═════ DATASET RECORDS ═════

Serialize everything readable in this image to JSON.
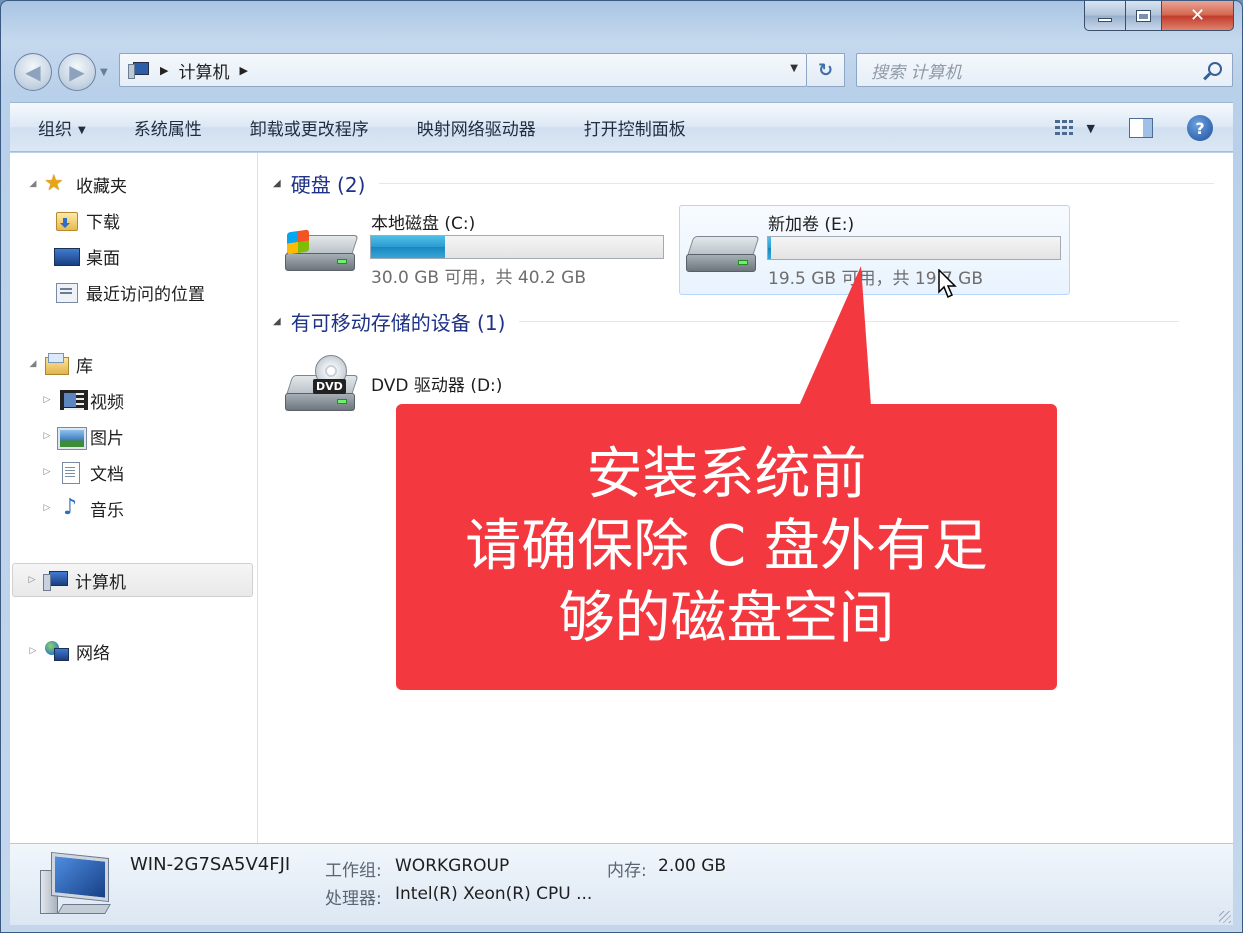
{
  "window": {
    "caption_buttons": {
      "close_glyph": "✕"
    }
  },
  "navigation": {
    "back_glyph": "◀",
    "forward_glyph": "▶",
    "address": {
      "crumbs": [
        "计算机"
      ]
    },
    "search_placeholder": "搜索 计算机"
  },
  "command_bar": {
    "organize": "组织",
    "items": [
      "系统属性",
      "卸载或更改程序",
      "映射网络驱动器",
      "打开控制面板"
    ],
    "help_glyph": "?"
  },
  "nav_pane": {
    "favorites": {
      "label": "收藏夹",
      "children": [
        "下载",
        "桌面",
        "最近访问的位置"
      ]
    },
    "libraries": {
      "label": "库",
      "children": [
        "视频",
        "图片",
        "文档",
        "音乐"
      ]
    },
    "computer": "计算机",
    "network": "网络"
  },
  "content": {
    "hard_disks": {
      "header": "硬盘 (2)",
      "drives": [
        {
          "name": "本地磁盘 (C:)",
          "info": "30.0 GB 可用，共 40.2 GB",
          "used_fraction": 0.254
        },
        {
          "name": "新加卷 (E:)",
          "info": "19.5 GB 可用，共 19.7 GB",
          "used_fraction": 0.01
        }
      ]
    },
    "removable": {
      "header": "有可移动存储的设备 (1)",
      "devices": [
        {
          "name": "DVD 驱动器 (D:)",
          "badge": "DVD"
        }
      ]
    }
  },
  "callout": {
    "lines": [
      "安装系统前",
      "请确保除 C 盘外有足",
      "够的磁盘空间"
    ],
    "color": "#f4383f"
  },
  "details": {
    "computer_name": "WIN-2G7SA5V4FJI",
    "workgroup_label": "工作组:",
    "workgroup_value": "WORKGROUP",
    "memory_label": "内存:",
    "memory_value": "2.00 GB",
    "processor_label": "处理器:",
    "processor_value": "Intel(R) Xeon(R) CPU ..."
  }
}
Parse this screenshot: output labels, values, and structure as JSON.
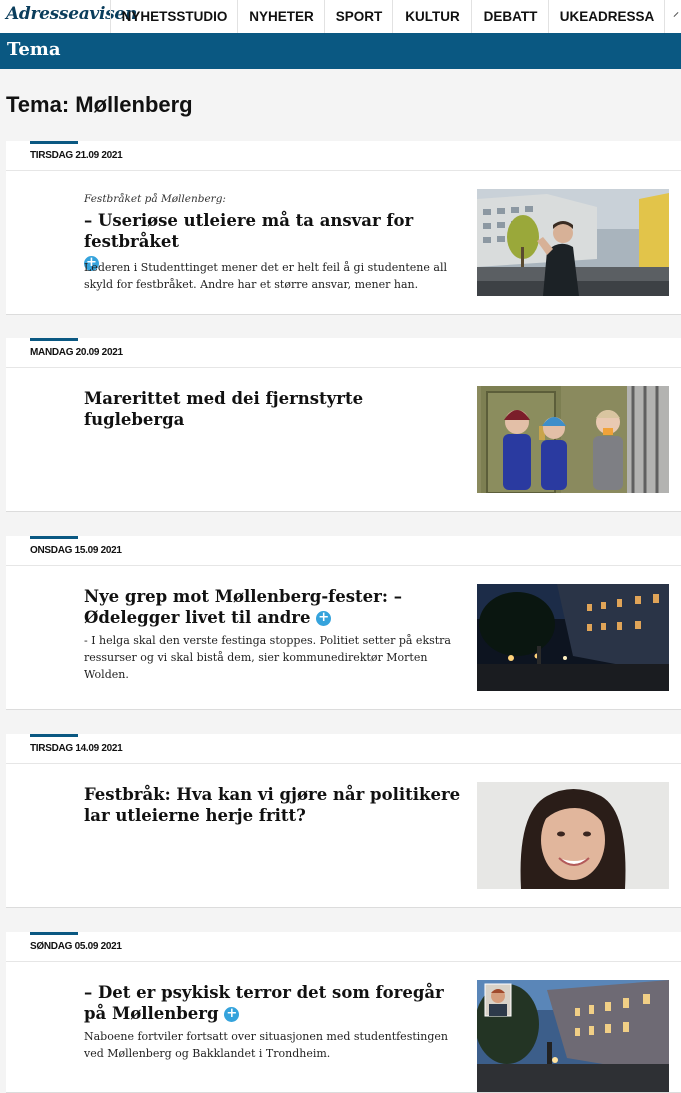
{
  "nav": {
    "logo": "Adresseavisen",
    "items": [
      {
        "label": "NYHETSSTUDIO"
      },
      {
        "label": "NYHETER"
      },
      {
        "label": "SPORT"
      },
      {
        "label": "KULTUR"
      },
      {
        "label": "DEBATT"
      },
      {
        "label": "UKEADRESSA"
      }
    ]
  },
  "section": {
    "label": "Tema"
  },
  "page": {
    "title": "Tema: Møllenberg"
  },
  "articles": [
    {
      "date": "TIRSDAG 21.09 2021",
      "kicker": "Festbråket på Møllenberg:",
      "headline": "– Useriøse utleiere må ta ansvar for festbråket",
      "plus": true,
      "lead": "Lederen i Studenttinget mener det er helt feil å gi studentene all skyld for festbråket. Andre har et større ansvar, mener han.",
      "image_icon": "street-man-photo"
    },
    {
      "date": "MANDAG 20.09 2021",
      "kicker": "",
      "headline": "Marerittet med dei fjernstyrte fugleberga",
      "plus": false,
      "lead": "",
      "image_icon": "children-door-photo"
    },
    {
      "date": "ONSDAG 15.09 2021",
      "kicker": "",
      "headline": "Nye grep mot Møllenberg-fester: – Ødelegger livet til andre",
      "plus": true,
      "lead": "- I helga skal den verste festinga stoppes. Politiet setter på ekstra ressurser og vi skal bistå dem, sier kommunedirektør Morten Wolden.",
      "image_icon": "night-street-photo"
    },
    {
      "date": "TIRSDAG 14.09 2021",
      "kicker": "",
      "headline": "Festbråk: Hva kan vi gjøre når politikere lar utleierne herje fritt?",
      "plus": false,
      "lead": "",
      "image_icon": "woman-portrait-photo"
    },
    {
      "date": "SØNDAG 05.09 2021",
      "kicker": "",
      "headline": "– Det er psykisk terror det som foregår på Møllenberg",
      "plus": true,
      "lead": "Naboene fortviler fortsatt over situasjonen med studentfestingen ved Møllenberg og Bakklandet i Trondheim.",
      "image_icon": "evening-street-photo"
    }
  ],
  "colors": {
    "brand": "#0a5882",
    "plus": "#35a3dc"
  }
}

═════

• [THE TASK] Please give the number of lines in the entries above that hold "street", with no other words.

• [RESPONSE BOX] 3